→ **Component data from apps and pages**:
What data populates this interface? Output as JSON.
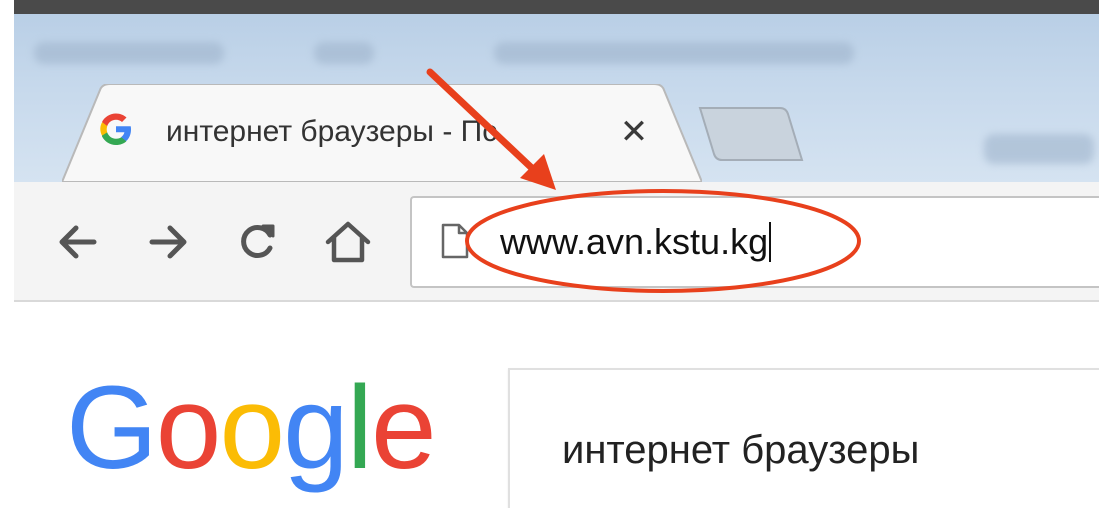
{
  "tab": {
    "favicon_letter": "G",
    "title": "интернет браузеры - Пс",
    "close_label": "✕"
  },
  "toolbar": {
    "back_icon": "arrow-left-icon",
    "forward_icon": "arrow-right-icon",
    "reload_icon": "reload-icon",
    "home_icon": "home-icon"
  },
  "omnibox": {
    "url": "www.avn.kstu.kg"
  },
  "page": {
    "logo": [
      "G",
      "o",
      "o",
      "g",
      "l",
      "e"
    ],
    "search_query": "интернет браузеры"
  },
  "colors": {
    "google_blue": "#4285F4",
    "google_red": "#EA4335",
    "google_yellow": "#FBBC05",
    "google_green": "#34A853",
    "annotation_red": "#e8401c"
  }
}
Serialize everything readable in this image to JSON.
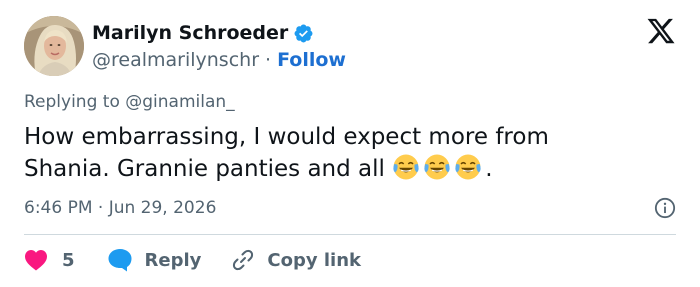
{
  "author": {
    "display_name": "Marilyn Schroeder",
    "handle": "@realmarilynschr",
    "separator": "·",
    "follow_label": "Follow",
    "verified": true
  },
  "reply_context": {
    "prefix": "Replying to ",
    "mention": "@ginamilan_"
  },
  "tweet": {
    "text_line1": "How embarrassing, I would expect more from",
    "text_line2": "Shania. Grannie panties and all",
    "emojis": [
      "face-with-tears-of-joy",
      "face-with-tears-of-joy",
      "face-with-tears-of-joy"
    ],
    "trailing": "."
  },
  "timestamp": "6:46 PM · Jun 29, 2026",
  "actions": {
    "like_count": "5",
    "reply_label": "Reply",
    "copy_label": "Copy link"
  },
  "icons": {
    "verified": "verified-badge-icon",
    "platform": "x-logo-icon",
    "info": "info-icon",
    "like": "heart-icon",
    "reply": "speech-bubble-icon",
    "copy": "link-icon"
  },
  "colors": {
    "text": "#0f1419",
    "secondary": "#536471",
    "link": "#1d6fd1",
    "verified": "#1d9bf0",
    "heart": "#f91880",
    "reply": "#1d9bf0",
    "divider": "#cfd9de"
  }
}
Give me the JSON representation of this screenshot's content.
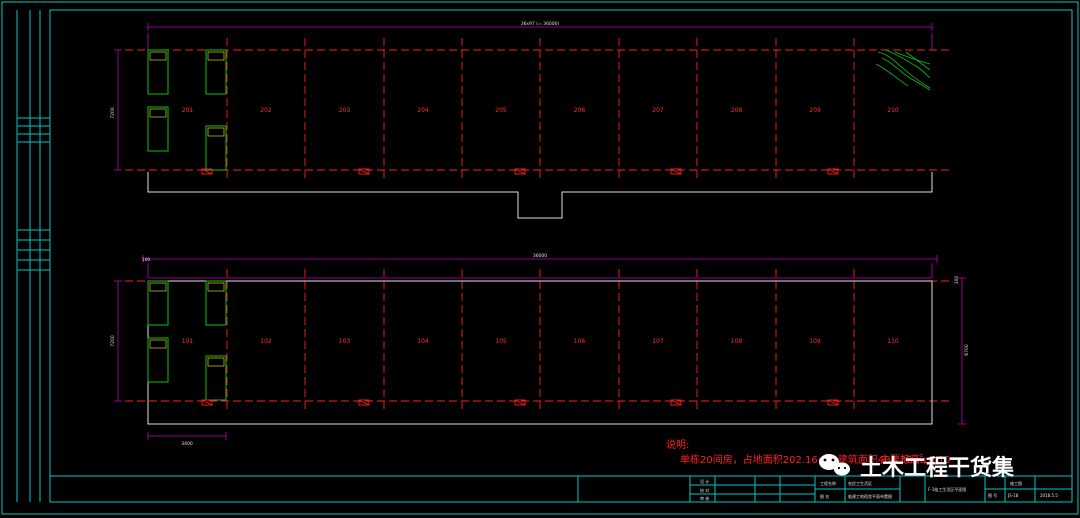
{
  "colors": {
    "frame": "#00c8c8",
    "grid": "#ff2020",
    "dimension": "#c000c0",
    "wall": "#e0e0e0",
    "bed": "#10c010",
    "text_red": "#ff3030"
  },
  "top_floor": {
    "overall_dimension": "36x97 (= 36000)",
    "depth_dimension": "7200",
    "rooms": [
      "201",
      "202",
      "203",
      "204",
      "205",
      "206",
      "207",
      "208",
      "209",
      "210"
    ]
  },
  "bottom_floor": {
    "overall_dimension": "36000",
    "depth_dimension": "7200",
    "right_dimension": "6700",
    "offset_left": "100",
    "offset_right": "100",
    "bay_dimension": "3400",
    "rooms": [
      "101",
      "102",
      "103",
      "104",
      "105",
      "106",
      "107",
      "108",
      "109",
      "110"
    ]
  },
  "notes": {
    "heading": "说明:",
    "body": "单栋20间房，占地面积202.16㎡，建筑面积404.32㎡，",
    "body_tail": "主要标高±0.10"
  },
  "title_block": {
    "cells": [
      "设 计",
      "校 对",
      "审 核"
    ],
    "project_label": "工程名称",
    "project_name": "农民工生活区",
    "drawing_label": "图 名",
    "drawing_name": "临建工地宿舍平面布置图",
    "sheet_title": "F-1临工生活区平面图",
    "drawing_no_label": "图 号",
    "drawing_no": "JS-18",
    "date": "2018.5.5",
    "stage": "施工图"
  },
  "watermark": "土木工程干货集"
}
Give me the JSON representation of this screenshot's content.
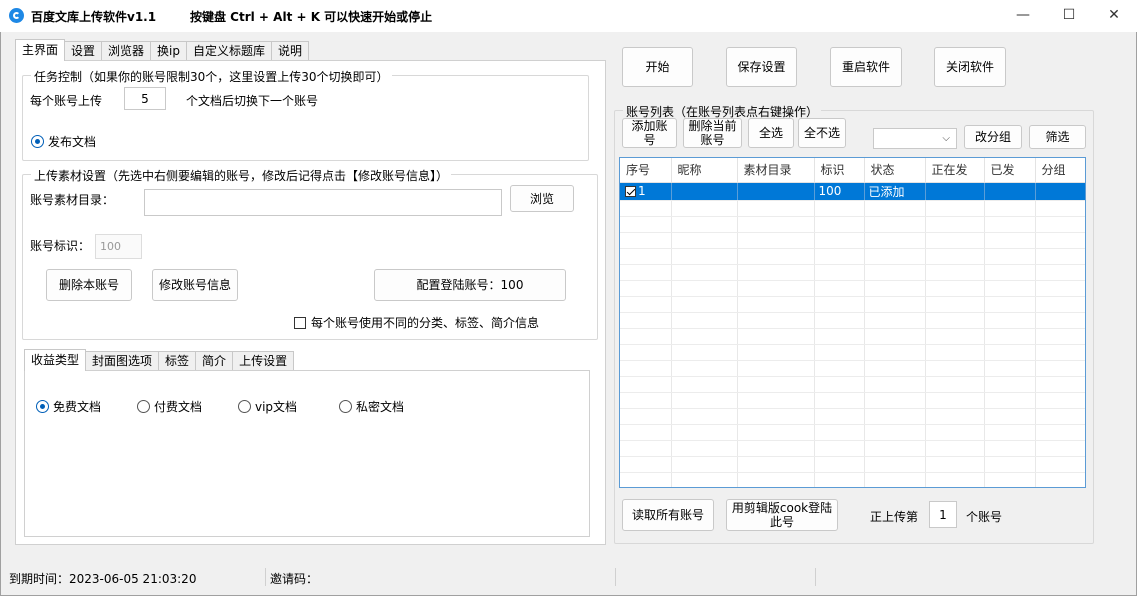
{
  "window": {
    "title": "百度文库上传软件v1.1",
    "hint": "按键盘 Ctrl + Alt + K  可以快速开始或停止",
    "controls": {
      "minimize": "—",
      "maximize": "☐",
      "close": "✕"
    }
  },
  "main_tabs": [
    "主界面",
    "设置",
    "浏览器",
    "换ip",
    "自定义标题库",
    "说明"
  ],
  "task": {
    "group_title": "任务控制（如果你的账号限制30个，这里设置上传30个切换即可）",
    "per_account_label": "每个账号上传",
    "per_account_value": "5",
    "switch_label": "个文档后切换下一个账号",
    "publish_label": "发布文档"
  },
  "upload": {
    "group_title": "上传素材设置（先选中右侧要编辑的账号，修改后记得点击【修改账号信息】）",
    "dir_label": "账号素材目录：",
    "dir_value": "",
    "browse_button": "浏览",
    "id_label": "账号标识：",
    "id_placeholder": "100",
    "delete_button": "删除本账号",
    "modify_button": "修改账号信息",
    "login_button": "配置登陆账号：100",
    "diff_info_label": "每个账号使用不同的分类、标签、简介信息"
  },
  "sub_tabs": [
    "收益类型",
    "封面图选项",
    "标签",
    "简介",
    "上传设置"
  ],
  "income": {
    "options": [
      "免费文档",
      "付费文档",
      "vip文档",
      "私密文档"
    ],
    "selected": "免费文档"
  },
  "actions": {
    "start": "开始",
    "save": "保存设置",
    "restart": "重启软件",
    "close": "关闭软件"
  },
  "accounts": {
    "group_title": "账号列表（在账号列表点右键操作）",
    "add": "添加账号",
    "delete_current": "删除当前账号",
    "select_all": "全选",
    "select_none": "全不选",
    "change_group": "改分组",
    "filter": "筛选",
    "combo_value": "",
    "columns": [
      "序号",
      "昵称",
      "素材目录",
      "标识",
      "状态",
      "正在发",
      "已发",
      "分组"
    ],
    "rows": [
      {
        "no": "1",
        "nick": "",
        "dir": "",
        "id": "100",
        "status": "已添加",
        "sending": "",
        "sent": "",
        "group": "",
        "checked": true
      }
    ]
  },
  "bottom": {
    "read_all": "读取所有账号",
    "cook_login": "用剪辑版cook登陆此号",
    "uploading_prefix": "正上传第",
    "uploading_value": "1",
    "uploading_suffix": "个账号"
  },
  "status": {
    "expire": "到期时间：2023-06-05 21:03:20",
    "invite": "邀请码："
  }
}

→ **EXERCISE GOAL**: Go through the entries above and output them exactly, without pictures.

→ **ANSWER TO THE EXERCISE**:
What data populates this interface? Output as JSON.
{
  "tab": {
    "favicon_letter": "G",
    "title": "интернет браузеры - Пс",
    "close_label": "✕"
  },
  "toolbar": {
    "back_icon": "arrow-left-icon",
    "forward_icon": "arrow-right-icon",
    "reload_icon": "reload-icon",
    "home_icon": "home-icon"
  },
  "omnibox": {
    "url": "www.avn.kstu.kg"
  },
  "page": {
    "logo": [
      "G",
      "o",
      "o",
      "g",
      "l",
      "e"
    ],
    "search_query": "интернет браузеры"
  },
  "colors": {
    "google_blue": "#4285F4",
    "google_red": "#EA4335",
    "google_yellow": "#FBBC05",
    "google_green": "#34A853",
    "annotation_red": "#e8401c"
  }
}
Serialize everything readable in this image to JSON.
{
  "author": {
    "display_name": "Marilyn Schroeder",
    "handle": "@realmarilynschr",
    "separator": "·",
    "follow_label": "Follow",
    "verified": true
  },
  "reply_context": {
    "prefix": "Replying to ",
    "mention": "@ginamilan_"
  },
  "tweet": {
    "text_line1": "How embarrassing, I would expect more from",
    "text_line2": "Shania. Grannie panties and all",
    "emojis": [
      "face-with-tears-of-joy",
      "face-with-tears-of-joy",
      "face-with-tears-of-joy"
    ],
    "trailing": "."
  },
  "timestamp": "6:46 PM · Jun 29, 2026",
  "actions": {
    "like_count": "5",
    "reply_label": "Reply",
    "copy_label": "Copy link"
  },
  "icons": {
    "verified": "verified-badge-icon",
    "platform": "x-logo-icon",
    "info": "info-icon",
    "like": "heart-icon",
    "reply": "speech-bubble-icon",
    "copy": "link-icon"
  },
  "colors": {
    "text": "#0f1419",
    "secondary": "#536471",
    "link": "#1d6fd1",
    "verified": "#1d9bf0",
    "heart": "#f91880",
    "reply": "#1d9bf0",
    "divider": "#cfd9de"
  }
}
Give me the JSON representation of this screenshot's content.
{
  "colors": {
    "frame": "#00c8c8",
    "grid": "#ff2020",
    "dimension": "#c000c0",
    "wall": "#e0e0e0",
    "bed": "#10c010",
    "text_red": "#ff3030"
  },
  "top_floor": {
    "overall_dimension": "36x97 (= 36000)",
    "depth_dimension": "7200",
    "rooms": [
      "201",
      "202",
      "203",
      "204",
      "205",
      "206",
      "207",
      "208",
      "209",
      "210"
    ]
  },
  "bottom_floor": {
    "overall_dimension": "36000",
    "depth_dimension": "7200",
    "right_dimension": "6700",
    "offset_left": "100",
    "offset_right": "100",
    "bay_dimension": "3400",
    "rooms": [
      "101",
      "102",
      "103",
      "104",
      "105",
      "106",
      "107",
      "108",
      "109",
      "110"
    ]
  },
  "notes": {
    "heading": "说明:",
    "body": "单栋20间房，占地面积202.16㎡，建筑面积404.32㎡，",
    "body_tail": "主要标高±0.10"
  },
  "title_block": {
    "cells": [
      "设 计",
      "校 对",
      "审 核"
    ],
    "project_label": "工程名称",
    "project_name": "农民工生活区",
    "drawing_label": "图 名",
    "drawing_name": "临建工地宿舍平面布置图",
    "sheet_title": "F-1临工生活区平面图",
    "drawing_no_label": "图 号",
    "drawing_no": "JS-18",
    "date": "2018.5.5",
    "stage": "施工图"
  },
  "watermark": "土木工程干货集"
}
Give me the JSON representation of this screenshot's content.
{
  "window": {
    "title": "百度文库上传软件v1.1",
    "hint": "按键盘 Ctrl + Alt + K  可以快速开始或停止",
    "controls": {
      "minimize": "—",
      "maximize": "☐",
      "close": "✕"
    }
  },
  "main_tabs": [
    "主界面",
    "设置",
    "浏览器",
    "换ip",
    "自定义标题库",
    "说明"
  ],
  "task": {
    "group_title": "任务控制（如果你的账号限制30个，这里设置上传30个切换即可）",
    "per_account_label": "每个账号上传",
    "per_account_value": "5",
    "switch_label": "个文档后切换下一个账号",
    "publish_label": "发布文档"
  },
  "upload": {
    "group_title": "上传素材设置（先选中右侧要编辑的账号，修改后记得点击【修改账号信息】）",
    "dir_label": "账号素材目录：",
    "dir_value": "",
    "browse_button": "浏览",
    "id_label": "账号标识：",
    "id_placeholder": "100",
    "delete_button": "删除本账号",
    "modify_button": "修改账号信息",
    "login_button": "配置登陆账号：100",
    "diff_info_label": "每个账号使用不同的分类、标签、简介信息"
  },
  "sub_tabs": [
    "收益类型",
    "封面图选项",
    "标签",
    "简介",
    "上传设置"
  ],
  "income": {
    "options": [
      "免费文档",
      "付费文档",
      "vip文档",
      "私密文档"
    ],
    "selected": "免费文档"
  },
  "actions": {
    "start": "开始",
    "save": "保存设置",
    "restart": "重启软件",
    "close": "关闭软件"
  },
  "accounts": {
    "group_title": "账号列表（在账号列表点右键操作）",
    "add": "添加账号",
    "delete_current": "删除当前账号",
    "select_all": "全选",
    "select_none": "全不选",
    "change_group": "改分组",
    "filter": "筛选",
    "combo_value": "",
    "columns": [
      "序号",
      "昵称",
      "素材目录",
      "标识",
      "状态",
      "正在发",
      "已发",
      "分组"
    ],
    "rows": [
      {
        "no": "1",
        "nick": "",
        "dir": "",
        "id": "100",
        "status": "已添加",
        "sending": "",
        "sent": "",
        "group": "",
        "checked": true
      }
    ]
  },
  "bottom": {
    "read_all": "读取所有账号",
    "cook_login": "用剪辑版cook登陆此号",
    "uploading_prefix": "正上传第",
    "uploading_value": "1",
    "uploading_suffix": "个账号"
  },
  "status": {
    "expire": "到期时间：2023-06-05 21:03:20",
    "invite": "邀请码："
  }
}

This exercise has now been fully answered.